*** Opening Materials provided ***
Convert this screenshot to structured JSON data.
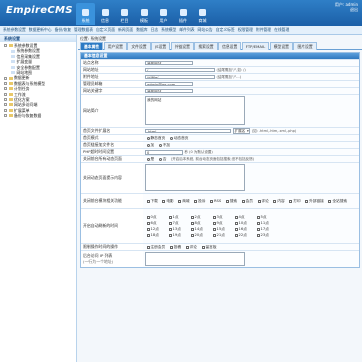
{
  "header": {
    "logo": "EmpireCMS",
    "nav": [
      {
        "label": "系统",
        "active": true
      },
      {
        "label": "信息",
        "active": false
      },
      {
        "label": "栏目",
        "active": false
      },
      {
        "label": "模板",
        "active": false
      },
      {
        "label": "用户",
        "active": false
      },
      {
        "label": "插件",
        "active": false
      },
      {
        "label": "商城",
        "active": false
      }
    ],
    "user_line1": "用户: admin",
    "user_line2": "退出"
  },
  "subbar": [
    "系统参数设置",
    "数据更新中心",
    "备份/恢复",
    "管理数据表",
    "自定义页面",
    "新闻页面",
    "数据库",
    "日志",
    "系统模型",
    "邮件列表",
    "网站公告",
    "自定义标签",
    "权限管理",
    "附件管理",
    "在线管理"
  ],
  "sidebar": {
    "title": "系统设置",
    "items": [
      {
        "label": "系统参数设置",
        "level": 1,
        "type": "folder"
      },
      {
        "label": "系统参数设置",
        "level": 2,
        "type": "page"
      },
      {
        "label": "信息采集设置",
        "level": 2,
        "type": "page"
      },
      {
        "label": "扩展变量",
        "level": 2,
        "type": "page"
      },
      {
        "label": "安全参数配置",
        "level": 2,
        "type": "page"
      },
      {
        "label": "网站地图",
        "level": 2,
        "type": "page"
      },
      {
        "label": "数据更新",
        "level": 1,
        "type": "folder"
      },
      {
        "label": "数据表与系统模型",
        "level": 1,
        "type": "folder"
      },
      {
        "label": "计划任务",
        "level": 1,
        "type": "folder"
      },
      {
        "label": "工作流",
        "level": 1,
        "type": "folder"
      },
      {
        "label": "优化方案",
        "level": 1,
        "type": "folder"
      },
      {
        "label": "网站多访问端",
        "level": 1,
        "type": "folder"
      },
      {
        "label": "扩展菜单",
        "level": 1,
        "type": "folder"
      },
      {
        "label": "备份与恢复数据",
        "level": 1,
        "type": "folder"
      }
    ]
  },
  "main": {
    "breadcrumb": "位置: 系统设置",
    "tabs": [
      {
        "label": "基本属性",
        "active": true
      },
      {
        "label": "用户设置",
        "active": false
      },
      {
        "label": "文件设置",
        "active": false
      },
      {
        "label": "JS设置",
        "active": false
      },
      {
        "label": "外链设置",
        "active": false
      },
      {
        "label": "搜索设置",
        "active": false
      },
      {
        "label": "信息设置",
        "active": false
      },
      {
        "label": "FTP/EMAIL",
        "active": false
      },
      {
        "label": "模型设置",
        "active": false
      },
      {
        "label": "图片设置",
        "active": false
      }
    ],
    "section_title": "基本信息设置",
    "fields": {
      "site_name": {
        "label": "站点名称",
        "value": "我的网站"
      },
      "site_url": {
        "label": "网站地址",
        "value": "/",
        "hint": "(结尾需加\"/\",如: /)"
      },
      "attach_url": {
        "label": "附件地址",
        "value": "/d/file/",
        "hint": "(结尾需加\"/\"...)"
      },
      "email": {
        "label": "管理员邮箱",
        "value": "admin@qq.com"
      },
      "keywords": {
        "label": "网站关键字",
        "value": "我的网站"
      },
      "description": {
        "label": "网站简介",
        "value": "我的网站"
      },
      "index_ext": {
        "label": "首页文件扩展名",
        "value": ".html",
        "select": "扩展名",
        "hint": "(如: .html,.htm,.xml,.php)"
      },
      "index_mode": {
        "label": "首页模式",
        "options": [
          "静态首页",
          "动态首页"
        ],
        "selected": 0
      },
      "index_file": {
        "label": "首页链接加文件名",
        "options": [
          "加",
          "不加"
        ],
        "selected": 1
      },
      "php_timeout": {
        "label": "PHP超时时间设置",
        "value": "0",
        "hint": "秒 (0 为默认设置)"
      },
      "close_dynamic": {
        "label": "关闭前台所有动态页面",
        "options": [
          "是",
          "否"
        ],
        "selected": 1,
        "hint": "(开启后本系统, 前台动态页面包括搜索,但不包括反馈)"
      },
      "close_notice": {
        "label": "关闭动态页面提示内容",
        "value": ""
      },
      "close_module": {
        "label": "关闭前台模块相关功能",
        "options": [
          "下载",
          "电影",
          "商城",
          "投诉",
          "RSS",
          "搜索",
          "会员",
          "评论",
          "内容",
          "打印",
          "外部链接",
          "全站搜索"
        ]
      },
      "update_days_label": "开启自动刷新的时间",
      "update_days": [
        "0点",
        "1点",
        "2点",
        "3点",
        "4点",
        "5点",
        "6点",
        "7点",
        "8点",
        "9点",
        "10点",
        "11点",
        "12点",
        "13点",
        "14点",
        "15点",
        "16点",
        "17点",
        "18点",
        "19点",
        "20点",
        "21点",
        "22点",
        "23点"
      ],
      "limit_time": {
        "label": "限制操作时间的操作",
        "options": [
          "注册会员",
          "投稿",
          "评论",
          "留言板"
        ]
      },
      "forbid_ip": {
        "label": "后台访问 IP 列表",
        "sub": "(一行为一个地址)",
        "value": ""
      }
    }
  }
}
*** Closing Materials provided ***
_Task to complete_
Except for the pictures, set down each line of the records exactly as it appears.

_Solution_
Convert this screenshot to structured JSON data.
{
  "header": {
    "logo": "EmpireCMS",
    "nav": [
      {
        "label": "系统",
        "active": true
      },
      {
        "label": "信息",
        "active": false
      },
      {
        "label": "栏目",
        "active": false
      },
      {
        "label": "模板",
        "active": false
      },
      {
        "label": "用户",
        "active": false
      },
      {
        "label": "插件",
        "active": false
      },
      {
        "label": "商城",
        "active": false
      }
    ],
    "user_line1": "用户: admin",
    "user_line2": "退出"
  },
  "subbar": [
    "系统参数设置",
    "数据更新中心",
    "备份/恢复",
    "管理数据表",
    "自定义页面",
    "新闻页面",
    "数据库",
    "日志",
    "系统模型",
    "邮件列表",
    "网站公告",
    "自定义标签",
    "权限管理",
    "附件管理",
    "在线管理"
  ],
  "sidebar": {
    "title": "系统设置",
    "items": [
      {
        "label": "系统参数设置",
        "level": 1,
        "type": "folder"
      },
      {
        "label": "系统参数设置",
        "level": 2,
        "type": "page"
      },
      {
        "label": "信息采集设置",
        "level": 2,
        "type": "page"
      },
      {
        "label": "扩展变量",
        "level": 2,
        "type": "page"
      },
      {
        "label": "安全参数配置",
        "level": 2,
        "type": "page"
      },
      {
        "label": "网站地图",
        "level": 2,
        "type": "page"
      },
      {
        "label": "数据更新",
        "level": 1,
        "type": "folder"
      },
      {
        "label": "数据表与系统模型",
        "level": 1,
        "type": "folder"
      },
      {
        "label": "计划任务",
        "level": 1,
        "type": "folder"
      },
      {
        "label": "工作流",
        "level": 1,
        "type": "folder"
      },
      {
        "label": "优化方案",
        "level": 1,
        "type": "folder"
      },
      {
        "label": "网站多访问端",
        "level": 1,
        "type": "folder"
      },
      {
        "label": "扩展菜单",
        "level": 1,
        "type": "folder"
      },
      {
        "label": "备份与恢复数据",
        "level": 1,
        "type": "folder"
      }
    ]
  },
  "main": {
    "breadcrumb": "位置: 系统设置",
    "tabs": [
      {
        "label": "基本属性",
        "active": true
      },
      {
        "label": "用户设置",
        "active": false
      },
      {
        "label": "文件设置",
        "active": false
      },
      {
        "label": "JS设置",
        "active": false
      },
      {
        "label": "外链设置",
        "active": false
      },
      {
        "label": "搜索设置",
        "active": false
      },
      {
        "label": "信息设置",
        "active": false
      },
      {
        "label": "FTP/EMAIL",
        "active": false
      },
      {
        "label": "模型设置",
        "active": false
      },
      {
        "label": "图片设置",
        "active": false
      }
    ],
    "section_title": "基本信息设置",
    "fields": {
      "site_name": {
        "label": "站点名称",
        "value": "我的网站"
      },
      "site_url": {
        "label": "网站地址",
        "value": "/",
        "hint": "(结尾需加\"/\",如: /)"
      },
      "attach_url": {
        "label": "附件地址",
        "value": "/d/file/",
        "hint": "(结尾需加\"/\"...)"
      },
      "email": {
        "label": "管理员邮箱",
        "value": "admin@qq.com"
      },
      "keywords": {
        "label": "网站关键字",
        "value": "我的网站"
      },
      "description": {
        "label": "网站简介",
        "value": "我的网站"
      },
      "index_ext": {
        "label": "首页文件扩展名",
        "value": ".html",
        "select": "扩展名",
        "hint": "(如: .html,.htm,.xml,.php)"
      },
      "index_mode": {
        "label": "首页模式",
        "options": [
          "静态首页",
          "动态首页"
        ],
        "selected": 0
      },
      "index_file": {
        "label": "首页链接加文件名",
        "options": [
          "加",
          "不加"
        ],
        "selected": 1
      },
      "php_timeout": {
        "label": "PHP超时时间设置",
        "value": "0",
        "hint": "秒 (0 为默认设置)"
      },
      "close_dynamic": {
        "label": "关闭前台所有动态页面",
        "options": [
          "是",
          "否"
        ],
        "selected": 1,
        "hint": "(开启后本系统, 前台动态页面包括搜索,但不包括反馈)"
      },
      "close_notice": {
        "label": "关闭动态页面提示内容",
        "value": ""
      },
      "close_module": {
        "label": "关闭前台模块相关功能",
        "options": [
          "下载",
          "电影",
          "商城",
          "投诉",
          "RSS",
          "搜索",
          "会员",
          "评论",
          "内容",
          "打印",
          "外部链接",
          "全站搜索"
        ]
      },
      "update_days_label": "开启自动刷新的时间",
      "update_days": [
        "0点",
        "1点",
        "2点",
        "3点",
        "4点",
        "5点",
        "6点",
        "7点",
        "8点",
        "9点",
        "10点",
        "11点",
        "12点",
        "13点",
        "14点",
        "15点",
        "16点",
        "17点",
        "18点",
        "19点",
        "20点",
        "21点",
        "22点",
        "23点"
      ],
      "limit_time": {
        "label": "限制操作时间的操作",
        "options": [
          "注册会员",
          "投稿",
          "评论",
          "留言板"
        ]
      },
      "forbid_ip": {
        "label": "后台访问 IP 列表",
        "sub": "(一行为一个地址)",
        "value": ""
      }
    }
  }
}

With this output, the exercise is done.